» **HOW TO COMPLETE THIS TASK**
Beginning with the first line below, output every record verbatim and leave out the images.

________________________

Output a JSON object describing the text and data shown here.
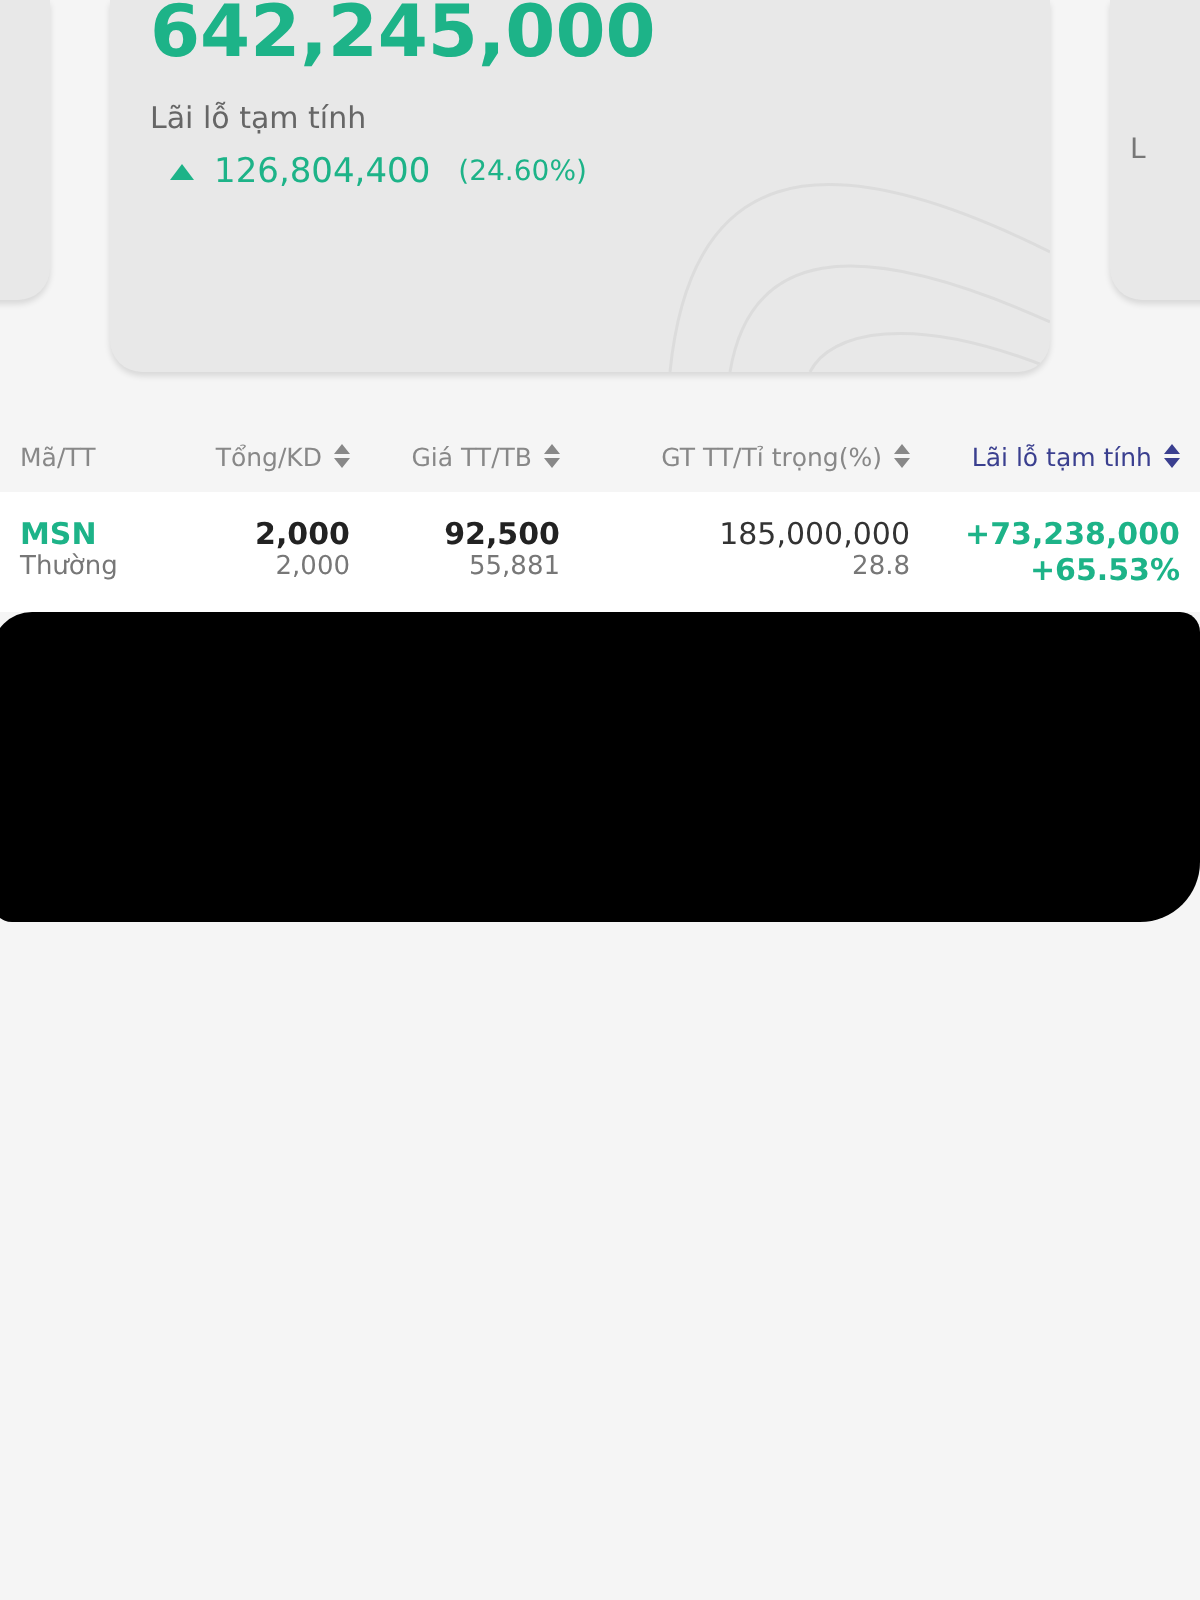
{
  "summary_card": {
    "total_value": "642,245,000",
    "pnl_label": "Lãi lỗ tạm tính",
    "pnl_positive": true,
    "pnl_value": "126,804,400",
    "pnl_percent": "(24.60%)"
  },
  "side_card_right": {
    "label": "L"
  },
  "table": {
    "columns": [
      {
        "label": "Mã/TT",
        "sortable": false,
        "selected": false
      },
      {
        "label": "Tổng/KD",
        "sortable": true,
        "selected": false
      },
      {
        "label": "Giá TT/TB",
        "sortable": true,
        "selected": false
      },
      {
        "label": "GT TT/Tỉ trọng(%)",
        "sortable": true,
        "selected": false
      },
      {
        "label": "Lãi lỗ tạm tính",
        "sortable": true,
        "selected": true
      }
    ],
    "rows": [
      {
        "symbol": "MSN",
        "type": "Thường",
        "total": "2,000",
        "available": "2,000",
        "price": "92,500",
        "avg_price": "55,881",
        "market_value": "185,000,000",
        "weight": "28.8",
        "pnl": "+73,238,000",
        "pnl_percent": "+65.53%",
        "positive": true
      }
    ]
  },
  "redaction": {
    "shown": true
  }
}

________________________

» **SOLUTION BELOW**
Output a JSON object describing the text and data shown here.
{
  "summary_card": {
    "total_value": "642,245,000",
    "pnl_label": "Lãi lỗ tạm tính",
    "pnl_positive": true,
    "pnl_value": "126,804,400",
    "pnl_percent": "(24.60%)"
  },
  "side_card_right": {
    "label": "L"
  },
  "table": {
    "columns": [
      {
        "label": "Mã/TT",
        "sortable": false,
        "selected": false
      },
      {
        "label": "Tổng/KD",
        "sortable": true,
        "selected": false
      },
      {
        "label": "Giá TT/TB",
        "sortable": true,
        "selected": false
      },
      {
        "label": "GT TT/Tỉ trọng(%)",
        "sortable": true,
        "selected": false
      },
      {
        "label": "Lãi lỗ tạm tính",
        "sortable": true,
        "selected": true
      }
    ],
    "rows": [
      {
        "symbol": "MSN",
        "type": "Thường",
        "total": "2,000",
        "available": "2,000",
        "price": "92,500",
        "avg_price": "55,881",
        "market_value": "185,000,000",
        "weight": "28.8",
        "pnl": "+73,238,000",
        "pnl_percent": "+65.53%",
        "positive": true
      }
    ]
  },
  "redaction": {
    "shown": true
  }
}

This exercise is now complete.